All that uneaten food has an environmental impact too, accounting for 8-10% of the world’s greenhouse gas emissions. If food waste were a country, it would be the third largest emitter of carbon dioxide behind China and the United States.
It might seem like we have more choice than ever when it comes to food, but in truth, our food system is growing increasingly homogenous.
75% of the world’s food now comes from just 12 plants and five animal species; and just three plants– wheat, maize and rice – supply over 50%. Even within species, genetic diversity is vanishing.
Just one variety of cow, the Holstein Friesian, makes up about 90% of cow livestock on average, with that number climbing to 99% in the dairy industry. Likewise, 96% of bananas on the international market are of the Cavendish variety, one of over a hundred types of bananas. All of our eggs are in one basket.
An over-dependence on a few staple foods leaves the global food system vulnerable to disruptions, be that from war, disease or climate change.
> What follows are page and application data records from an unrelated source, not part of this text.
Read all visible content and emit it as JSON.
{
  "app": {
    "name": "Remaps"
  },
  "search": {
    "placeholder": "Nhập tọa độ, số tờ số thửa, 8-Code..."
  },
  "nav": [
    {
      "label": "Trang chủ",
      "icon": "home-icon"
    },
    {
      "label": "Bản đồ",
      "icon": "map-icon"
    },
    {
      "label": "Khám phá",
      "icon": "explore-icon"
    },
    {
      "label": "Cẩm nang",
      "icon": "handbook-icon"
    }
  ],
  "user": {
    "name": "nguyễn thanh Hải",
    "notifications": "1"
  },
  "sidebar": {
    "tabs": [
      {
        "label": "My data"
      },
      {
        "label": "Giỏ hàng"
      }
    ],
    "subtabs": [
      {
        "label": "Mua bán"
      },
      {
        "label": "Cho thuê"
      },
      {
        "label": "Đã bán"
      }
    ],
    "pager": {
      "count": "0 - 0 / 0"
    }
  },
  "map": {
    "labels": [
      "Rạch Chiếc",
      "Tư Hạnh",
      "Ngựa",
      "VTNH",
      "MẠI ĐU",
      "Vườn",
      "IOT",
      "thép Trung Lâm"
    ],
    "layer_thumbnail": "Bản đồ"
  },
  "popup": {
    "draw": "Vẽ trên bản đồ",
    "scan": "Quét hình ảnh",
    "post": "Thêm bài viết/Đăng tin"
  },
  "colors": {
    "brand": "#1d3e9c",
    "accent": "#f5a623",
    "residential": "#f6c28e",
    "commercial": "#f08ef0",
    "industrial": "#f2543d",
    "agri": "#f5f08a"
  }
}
Already, Putin’s war in Ukraine has highlighted key weaknesses in global supply chains, whilst the plant virus TR4 continues to threaten the predominant Cavendish banana variety with extinction.
Suffice it to say, the global food system is in a precarious situation.
All of these statistics tell the same story: our current food system is broken, failing both people and the planet, but it can change.
If we act now, we can find ways to ensure food security without accelerating planetary warming, degrading soil health and undermining biodiversity.
Already there is exciting innovation in this space, from precision fermented proteins and lab-grown meat to international projects safeguarding the world’s precious biodiversity.
There’s plenty to be excited about, but we can’t get complacent. Instead, we must put our heads together as an industry to find solutions to the foremost sustainability issues.
Be a part of the solution at Food Matters Live Sustainable Food Week, a new landmark event
Tapping into Food Matters Live’s global network of food professionals, Sustainable Food Week will connect people, technology and research to help reform the global food system.
At the centre of the week will be our Sustainable Food Forum, a landmark event bringing together leading innovators across the sustainability space.
Hosted by Seyi Rhodes and Samira Ahmed, with backing from the WWF and our international partner, ICEX Spain Trade and Investment, the event will explore challenges to a sustainable food future, spotlight green innovation and lay out a roadmap for the industry going forward.
In addition to the Sustainable Food Forum in London, the week will play host to a number of in-person and online events including thought-provoking podcasts, global sustainable food trend panels and culinary demonstrations.
You can also check out the Sustainable Food Digest, a new publication from Food Matters Live exploring tech, innovation and initiatives promoting a sustainable food future. With features from key thought-leaders such as the Plant-Based Alliance, World Wildlife Fund and Sir Jonathon Porritt, there are plenty of key insights to be gleaned.